WORK TASK
Your answer should hold every line of the records below that contains the string "orders".

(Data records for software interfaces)
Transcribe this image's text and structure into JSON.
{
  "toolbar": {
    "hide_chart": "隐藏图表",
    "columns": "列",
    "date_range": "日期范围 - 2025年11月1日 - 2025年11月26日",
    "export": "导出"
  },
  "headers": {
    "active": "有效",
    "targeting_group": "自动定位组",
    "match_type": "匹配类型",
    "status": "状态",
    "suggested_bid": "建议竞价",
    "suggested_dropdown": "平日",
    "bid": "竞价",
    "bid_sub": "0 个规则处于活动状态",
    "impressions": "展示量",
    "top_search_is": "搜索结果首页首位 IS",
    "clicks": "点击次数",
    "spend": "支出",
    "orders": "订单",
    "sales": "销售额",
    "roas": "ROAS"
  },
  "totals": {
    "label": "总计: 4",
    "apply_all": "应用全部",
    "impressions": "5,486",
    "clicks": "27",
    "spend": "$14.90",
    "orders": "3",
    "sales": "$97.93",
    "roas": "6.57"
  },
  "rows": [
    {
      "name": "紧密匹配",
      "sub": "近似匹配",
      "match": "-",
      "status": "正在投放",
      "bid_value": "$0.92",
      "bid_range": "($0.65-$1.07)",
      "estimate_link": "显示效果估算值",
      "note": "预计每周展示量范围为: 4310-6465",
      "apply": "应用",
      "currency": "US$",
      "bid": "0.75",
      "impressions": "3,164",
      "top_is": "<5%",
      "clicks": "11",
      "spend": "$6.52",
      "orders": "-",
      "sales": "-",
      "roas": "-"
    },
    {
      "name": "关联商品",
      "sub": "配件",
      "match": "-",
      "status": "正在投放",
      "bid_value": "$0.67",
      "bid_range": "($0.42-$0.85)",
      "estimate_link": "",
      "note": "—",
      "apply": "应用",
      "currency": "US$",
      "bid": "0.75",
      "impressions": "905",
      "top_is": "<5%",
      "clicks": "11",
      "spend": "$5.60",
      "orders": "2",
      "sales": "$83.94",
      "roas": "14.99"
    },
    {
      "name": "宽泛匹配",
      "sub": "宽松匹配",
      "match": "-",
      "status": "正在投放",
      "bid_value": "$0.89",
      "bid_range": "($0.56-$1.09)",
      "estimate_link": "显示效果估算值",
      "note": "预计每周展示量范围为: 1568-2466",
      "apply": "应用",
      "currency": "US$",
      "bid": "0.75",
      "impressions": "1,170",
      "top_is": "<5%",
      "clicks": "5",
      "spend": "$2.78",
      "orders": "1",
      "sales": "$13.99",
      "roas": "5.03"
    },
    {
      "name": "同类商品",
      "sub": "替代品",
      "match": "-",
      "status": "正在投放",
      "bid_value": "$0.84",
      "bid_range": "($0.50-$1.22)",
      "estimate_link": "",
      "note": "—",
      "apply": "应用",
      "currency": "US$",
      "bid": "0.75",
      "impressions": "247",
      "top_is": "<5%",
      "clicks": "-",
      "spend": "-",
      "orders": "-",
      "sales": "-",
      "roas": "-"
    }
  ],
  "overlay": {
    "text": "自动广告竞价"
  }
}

YOUR RESPONSE
    "orders": "订单",
    "orders": "3",
      "orders": "-",
      "orders": "2",
      "orders": "1",
      "orders": "-",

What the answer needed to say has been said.